• _Your instructions_: Extract, from the records beneath this instruction, each line that contains the word "scores".

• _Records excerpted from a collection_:
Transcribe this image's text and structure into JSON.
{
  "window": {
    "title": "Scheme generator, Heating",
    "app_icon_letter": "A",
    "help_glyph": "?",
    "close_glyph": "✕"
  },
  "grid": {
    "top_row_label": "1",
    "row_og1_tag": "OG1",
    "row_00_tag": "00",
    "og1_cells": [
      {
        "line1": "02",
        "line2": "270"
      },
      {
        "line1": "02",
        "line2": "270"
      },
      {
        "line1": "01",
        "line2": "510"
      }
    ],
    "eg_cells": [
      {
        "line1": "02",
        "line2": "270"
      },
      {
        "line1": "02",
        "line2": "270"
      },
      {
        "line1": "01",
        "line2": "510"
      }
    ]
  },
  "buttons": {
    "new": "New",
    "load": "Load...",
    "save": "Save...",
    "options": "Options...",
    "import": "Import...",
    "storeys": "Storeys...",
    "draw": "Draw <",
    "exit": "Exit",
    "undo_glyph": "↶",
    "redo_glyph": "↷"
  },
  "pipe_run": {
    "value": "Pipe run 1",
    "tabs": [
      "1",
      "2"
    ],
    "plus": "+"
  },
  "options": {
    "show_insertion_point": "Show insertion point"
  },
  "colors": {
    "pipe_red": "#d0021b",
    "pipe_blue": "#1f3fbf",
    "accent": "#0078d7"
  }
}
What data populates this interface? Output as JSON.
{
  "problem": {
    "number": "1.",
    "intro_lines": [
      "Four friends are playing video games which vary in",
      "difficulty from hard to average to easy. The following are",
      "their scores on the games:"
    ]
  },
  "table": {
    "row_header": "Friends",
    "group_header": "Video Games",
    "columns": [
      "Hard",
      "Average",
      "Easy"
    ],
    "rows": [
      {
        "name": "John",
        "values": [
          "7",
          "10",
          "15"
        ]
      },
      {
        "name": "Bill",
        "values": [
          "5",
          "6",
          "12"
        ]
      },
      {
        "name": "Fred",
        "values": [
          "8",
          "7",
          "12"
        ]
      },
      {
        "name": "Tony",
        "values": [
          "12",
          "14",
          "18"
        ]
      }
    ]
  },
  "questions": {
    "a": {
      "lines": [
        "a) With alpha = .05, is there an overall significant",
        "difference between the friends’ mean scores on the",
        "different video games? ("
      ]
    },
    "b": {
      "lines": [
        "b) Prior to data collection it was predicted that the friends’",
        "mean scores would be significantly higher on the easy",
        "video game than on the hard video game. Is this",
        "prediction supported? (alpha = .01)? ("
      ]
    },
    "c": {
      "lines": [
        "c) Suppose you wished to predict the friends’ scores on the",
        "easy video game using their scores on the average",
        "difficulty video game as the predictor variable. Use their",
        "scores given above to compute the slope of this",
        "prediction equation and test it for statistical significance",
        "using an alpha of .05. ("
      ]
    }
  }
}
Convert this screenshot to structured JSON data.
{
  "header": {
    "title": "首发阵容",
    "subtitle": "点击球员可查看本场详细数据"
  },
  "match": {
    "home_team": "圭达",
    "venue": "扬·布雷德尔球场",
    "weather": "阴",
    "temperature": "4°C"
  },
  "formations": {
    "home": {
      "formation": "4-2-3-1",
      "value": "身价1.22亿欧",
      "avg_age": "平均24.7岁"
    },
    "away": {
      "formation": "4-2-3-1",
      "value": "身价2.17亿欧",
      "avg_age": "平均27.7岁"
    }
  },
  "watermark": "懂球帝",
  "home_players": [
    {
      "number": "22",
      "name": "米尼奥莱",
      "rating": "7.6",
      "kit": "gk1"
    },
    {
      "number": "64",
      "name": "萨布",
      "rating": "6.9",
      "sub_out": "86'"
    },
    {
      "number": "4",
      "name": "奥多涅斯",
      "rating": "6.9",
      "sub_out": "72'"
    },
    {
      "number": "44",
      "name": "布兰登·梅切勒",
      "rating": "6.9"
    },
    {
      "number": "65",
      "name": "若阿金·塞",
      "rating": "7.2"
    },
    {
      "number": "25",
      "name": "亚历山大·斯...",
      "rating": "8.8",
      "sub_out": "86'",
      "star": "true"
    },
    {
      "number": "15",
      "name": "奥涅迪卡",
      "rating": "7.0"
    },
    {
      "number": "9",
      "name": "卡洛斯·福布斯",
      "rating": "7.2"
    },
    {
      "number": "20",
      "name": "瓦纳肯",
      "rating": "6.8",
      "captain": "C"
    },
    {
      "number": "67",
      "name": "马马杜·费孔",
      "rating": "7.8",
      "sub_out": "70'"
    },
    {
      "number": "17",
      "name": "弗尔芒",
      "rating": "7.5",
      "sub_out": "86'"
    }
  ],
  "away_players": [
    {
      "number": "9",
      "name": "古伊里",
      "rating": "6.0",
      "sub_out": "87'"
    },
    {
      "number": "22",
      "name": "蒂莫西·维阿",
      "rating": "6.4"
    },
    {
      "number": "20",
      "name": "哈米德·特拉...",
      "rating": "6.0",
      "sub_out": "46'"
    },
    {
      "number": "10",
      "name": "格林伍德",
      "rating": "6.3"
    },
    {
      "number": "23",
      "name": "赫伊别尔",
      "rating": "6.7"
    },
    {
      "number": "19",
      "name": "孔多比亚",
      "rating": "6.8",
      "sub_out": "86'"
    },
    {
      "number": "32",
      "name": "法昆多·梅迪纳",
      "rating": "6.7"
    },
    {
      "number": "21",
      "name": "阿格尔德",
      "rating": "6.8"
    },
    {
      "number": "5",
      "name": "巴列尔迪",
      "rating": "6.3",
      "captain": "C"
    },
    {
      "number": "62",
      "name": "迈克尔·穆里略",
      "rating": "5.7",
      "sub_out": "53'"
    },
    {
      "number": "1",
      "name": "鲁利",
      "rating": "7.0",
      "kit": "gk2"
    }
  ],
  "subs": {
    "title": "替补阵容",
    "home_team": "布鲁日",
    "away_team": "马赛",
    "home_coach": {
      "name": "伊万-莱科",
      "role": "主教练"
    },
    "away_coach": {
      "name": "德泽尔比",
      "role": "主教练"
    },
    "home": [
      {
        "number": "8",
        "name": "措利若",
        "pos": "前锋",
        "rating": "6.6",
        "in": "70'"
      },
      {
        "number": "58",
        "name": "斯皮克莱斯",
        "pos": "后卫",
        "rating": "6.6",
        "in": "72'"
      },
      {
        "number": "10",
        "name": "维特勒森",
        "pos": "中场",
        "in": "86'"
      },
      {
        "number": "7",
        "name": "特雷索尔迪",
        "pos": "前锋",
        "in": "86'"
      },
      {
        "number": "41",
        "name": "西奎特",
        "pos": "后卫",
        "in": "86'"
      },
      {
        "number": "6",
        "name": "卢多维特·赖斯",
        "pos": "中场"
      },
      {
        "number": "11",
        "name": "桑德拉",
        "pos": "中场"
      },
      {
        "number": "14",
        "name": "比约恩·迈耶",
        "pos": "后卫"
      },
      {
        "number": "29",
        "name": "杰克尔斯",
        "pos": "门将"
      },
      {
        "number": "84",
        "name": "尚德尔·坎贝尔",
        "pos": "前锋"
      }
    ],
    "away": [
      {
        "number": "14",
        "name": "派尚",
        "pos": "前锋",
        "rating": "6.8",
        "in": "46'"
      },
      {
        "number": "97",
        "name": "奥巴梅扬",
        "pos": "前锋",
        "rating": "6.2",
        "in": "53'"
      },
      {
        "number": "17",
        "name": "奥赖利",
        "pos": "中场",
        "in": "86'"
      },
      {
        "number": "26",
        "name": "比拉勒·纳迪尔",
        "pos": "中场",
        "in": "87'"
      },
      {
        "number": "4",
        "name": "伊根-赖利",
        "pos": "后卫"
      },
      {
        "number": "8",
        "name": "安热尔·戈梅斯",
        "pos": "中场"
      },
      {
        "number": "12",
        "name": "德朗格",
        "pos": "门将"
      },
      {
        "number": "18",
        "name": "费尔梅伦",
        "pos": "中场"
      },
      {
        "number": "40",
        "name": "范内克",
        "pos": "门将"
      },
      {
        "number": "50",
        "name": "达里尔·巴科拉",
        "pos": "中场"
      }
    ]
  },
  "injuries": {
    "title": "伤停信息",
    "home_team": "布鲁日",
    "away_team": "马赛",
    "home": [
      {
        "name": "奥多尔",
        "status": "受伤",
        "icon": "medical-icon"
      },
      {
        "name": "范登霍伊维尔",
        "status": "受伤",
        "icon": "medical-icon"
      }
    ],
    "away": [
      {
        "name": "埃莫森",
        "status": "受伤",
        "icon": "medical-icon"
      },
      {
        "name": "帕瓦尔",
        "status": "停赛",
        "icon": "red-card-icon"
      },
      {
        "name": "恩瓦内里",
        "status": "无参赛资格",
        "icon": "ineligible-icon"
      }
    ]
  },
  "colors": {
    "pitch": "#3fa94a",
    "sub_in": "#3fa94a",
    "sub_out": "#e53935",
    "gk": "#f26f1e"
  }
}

• _Response for this exercise_:
      "their scores on the games:"
        "difference between the friends’ mean scores on the",
        "mean scores would be significantly higher on the easy",
        "c) Suppose you wished to predict the friends’ scores on the",
        "easy video game using their scores on the average",
        "scores given above to compute the slope of this",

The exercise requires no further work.